Recorded data
══════════════════════════════

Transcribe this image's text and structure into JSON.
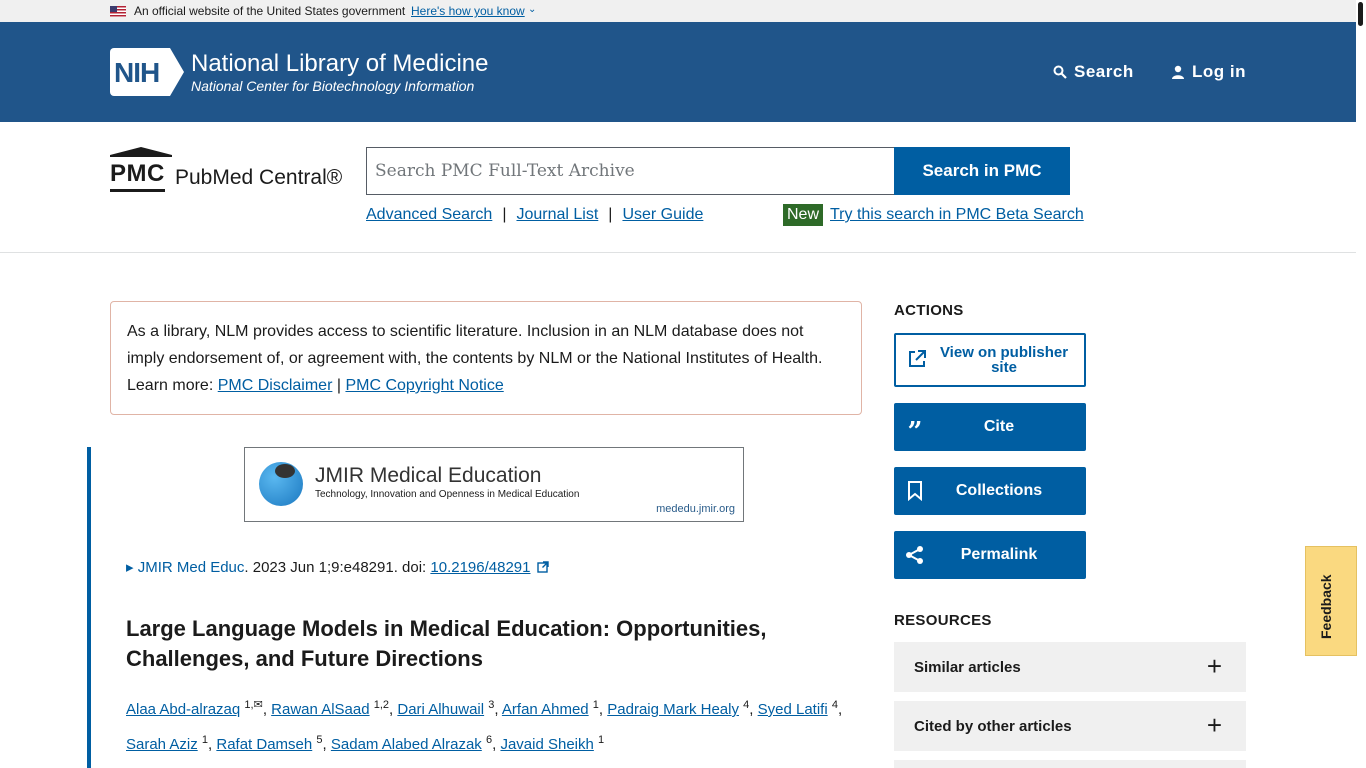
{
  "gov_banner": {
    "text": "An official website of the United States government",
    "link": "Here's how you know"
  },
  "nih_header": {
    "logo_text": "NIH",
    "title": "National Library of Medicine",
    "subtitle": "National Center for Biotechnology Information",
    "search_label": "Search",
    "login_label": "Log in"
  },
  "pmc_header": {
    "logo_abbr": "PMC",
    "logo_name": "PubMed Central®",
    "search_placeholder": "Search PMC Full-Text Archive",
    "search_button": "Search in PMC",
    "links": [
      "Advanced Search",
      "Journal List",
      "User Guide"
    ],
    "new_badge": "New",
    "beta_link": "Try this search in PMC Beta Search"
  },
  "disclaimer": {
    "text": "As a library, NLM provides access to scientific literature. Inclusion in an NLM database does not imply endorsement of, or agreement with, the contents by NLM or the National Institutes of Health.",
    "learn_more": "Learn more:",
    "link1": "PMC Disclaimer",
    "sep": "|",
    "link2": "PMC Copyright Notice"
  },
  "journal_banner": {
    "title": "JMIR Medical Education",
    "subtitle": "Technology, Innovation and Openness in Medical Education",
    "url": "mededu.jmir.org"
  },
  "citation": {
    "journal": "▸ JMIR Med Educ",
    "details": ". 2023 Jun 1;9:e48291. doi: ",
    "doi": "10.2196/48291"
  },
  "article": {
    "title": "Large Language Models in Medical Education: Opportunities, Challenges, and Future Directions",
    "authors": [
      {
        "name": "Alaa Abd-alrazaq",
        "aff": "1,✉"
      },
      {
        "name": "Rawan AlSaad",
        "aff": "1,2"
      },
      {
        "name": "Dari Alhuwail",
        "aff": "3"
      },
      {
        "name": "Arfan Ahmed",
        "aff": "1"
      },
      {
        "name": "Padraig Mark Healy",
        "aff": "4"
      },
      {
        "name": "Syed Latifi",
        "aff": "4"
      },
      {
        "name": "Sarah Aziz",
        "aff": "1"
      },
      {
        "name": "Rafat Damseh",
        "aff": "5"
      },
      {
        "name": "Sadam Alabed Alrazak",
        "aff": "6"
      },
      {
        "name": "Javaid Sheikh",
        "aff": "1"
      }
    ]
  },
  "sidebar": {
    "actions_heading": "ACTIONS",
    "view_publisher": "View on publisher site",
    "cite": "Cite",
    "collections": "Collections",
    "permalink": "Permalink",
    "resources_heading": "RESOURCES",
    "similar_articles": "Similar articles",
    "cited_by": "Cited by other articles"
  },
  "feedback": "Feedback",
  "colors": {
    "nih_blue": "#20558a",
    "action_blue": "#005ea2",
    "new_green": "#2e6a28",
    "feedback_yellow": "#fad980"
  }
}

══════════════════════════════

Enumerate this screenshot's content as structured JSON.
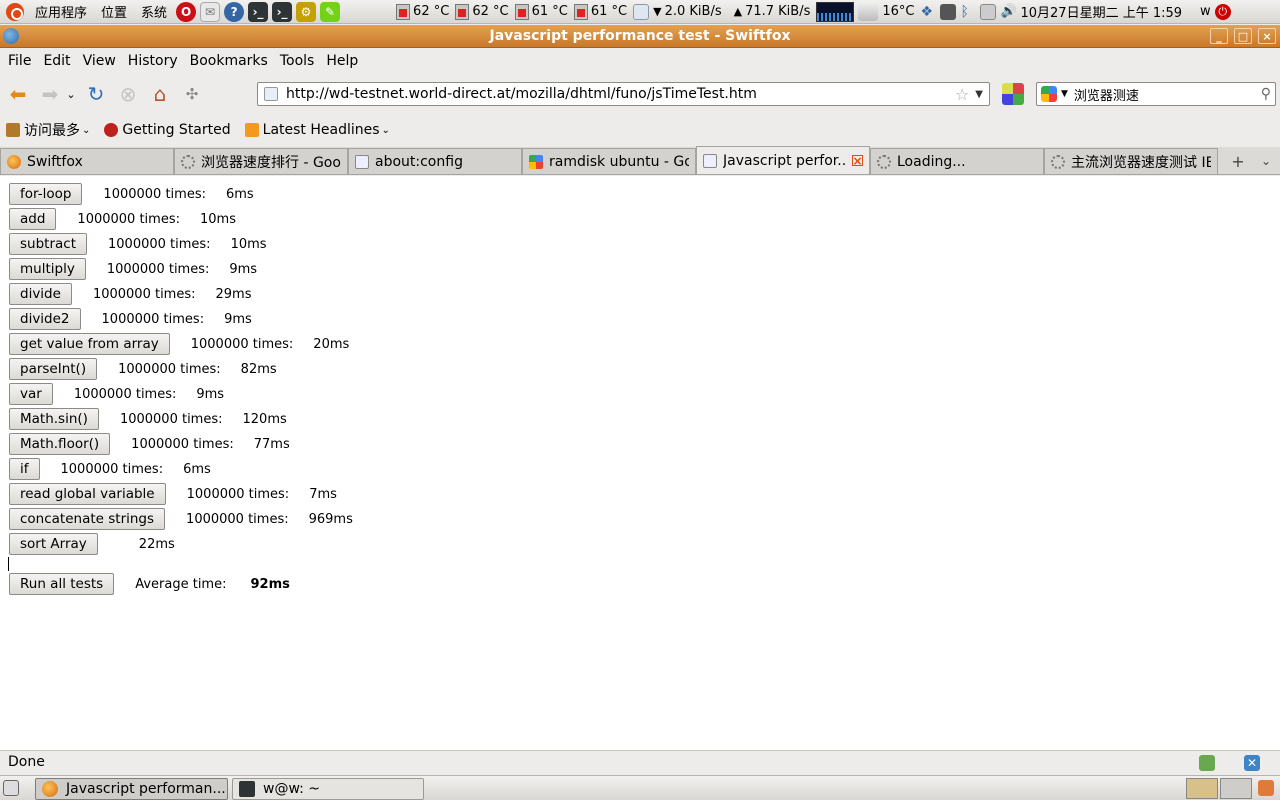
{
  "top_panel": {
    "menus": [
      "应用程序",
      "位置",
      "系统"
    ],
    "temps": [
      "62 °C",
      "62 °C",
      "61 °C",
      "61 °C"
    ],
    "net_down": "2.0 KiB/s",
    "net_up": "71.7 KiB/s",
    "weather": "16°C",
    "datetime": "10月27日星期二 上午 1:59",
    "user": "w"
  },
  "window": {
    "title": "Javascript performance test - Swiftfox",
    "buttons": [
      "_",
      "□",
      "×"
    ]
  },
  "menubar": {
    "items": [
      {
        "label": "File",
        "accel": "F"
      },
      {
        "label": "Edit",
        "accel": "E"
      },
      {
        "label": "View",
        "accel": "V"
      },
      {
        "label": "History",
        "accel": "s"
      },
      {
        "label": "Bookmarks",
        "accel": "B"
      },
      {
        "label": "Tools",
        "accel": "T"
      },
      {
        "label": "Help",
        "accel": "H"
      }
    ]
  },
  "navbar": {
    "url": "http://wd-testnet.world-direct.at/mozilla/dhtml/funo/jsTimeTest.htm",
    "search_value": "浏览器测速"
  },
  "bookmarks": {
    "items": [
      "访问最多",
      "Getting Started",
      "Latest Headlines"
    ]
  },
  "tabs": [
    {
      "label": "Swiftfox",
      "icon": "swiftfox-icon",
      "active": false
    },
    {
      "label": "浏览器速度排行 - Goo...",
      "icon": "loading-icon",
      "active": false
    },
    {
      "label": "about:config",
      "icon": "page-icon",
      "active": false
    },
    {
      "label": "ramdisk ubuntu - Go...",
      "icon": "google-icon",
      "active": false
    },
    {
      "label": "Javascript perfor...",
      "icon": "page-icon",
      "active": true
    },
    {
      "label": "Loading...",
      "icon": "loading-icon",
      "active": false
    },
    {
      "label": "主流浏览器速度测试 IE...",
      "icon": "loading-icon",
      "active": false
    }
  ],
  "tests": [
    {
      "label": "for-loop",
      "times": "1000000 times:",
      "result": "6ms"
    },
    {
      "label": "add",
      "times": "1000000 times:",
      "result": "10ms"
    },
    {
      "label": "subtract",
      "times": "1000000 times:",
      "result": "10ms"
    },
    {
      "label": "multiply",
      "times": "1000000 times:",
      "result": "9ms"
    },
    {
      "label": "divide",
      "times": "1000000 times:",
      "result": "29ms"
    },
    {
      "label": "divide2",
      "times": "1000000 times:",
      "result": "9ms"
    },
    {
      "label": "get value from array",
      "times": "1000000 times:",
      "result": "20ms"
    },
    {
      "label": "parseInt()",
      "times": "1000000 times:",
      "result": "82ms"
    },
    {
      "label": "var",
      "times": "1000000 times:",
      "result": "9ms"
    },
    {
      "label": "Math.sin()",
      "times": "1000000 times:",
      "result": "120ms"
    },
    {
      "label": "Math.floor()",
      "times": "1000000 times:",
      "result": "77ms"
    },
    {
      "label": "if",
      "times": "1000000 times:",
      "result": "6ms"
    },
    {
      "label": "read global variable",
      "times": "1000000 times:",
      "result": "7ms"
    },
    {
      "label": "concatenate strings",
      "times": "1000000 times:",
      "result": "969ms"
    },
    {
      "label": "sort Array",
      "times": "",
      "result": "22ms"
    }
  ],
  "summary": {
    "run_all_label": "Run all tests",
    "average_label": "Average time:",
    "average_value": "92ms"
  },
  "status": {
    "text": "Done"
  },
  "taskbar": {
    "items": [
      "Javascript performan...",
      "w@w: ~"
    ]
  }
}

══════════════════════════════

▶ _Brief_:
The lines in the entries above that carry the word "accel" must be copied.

▶ _Solution for this problem_:
        "accel": "F"
        "accel": "E"
        "accel": "V"
        "accel": "s"
        "accel": "B"
        "accel": "T"
        "accel": "H"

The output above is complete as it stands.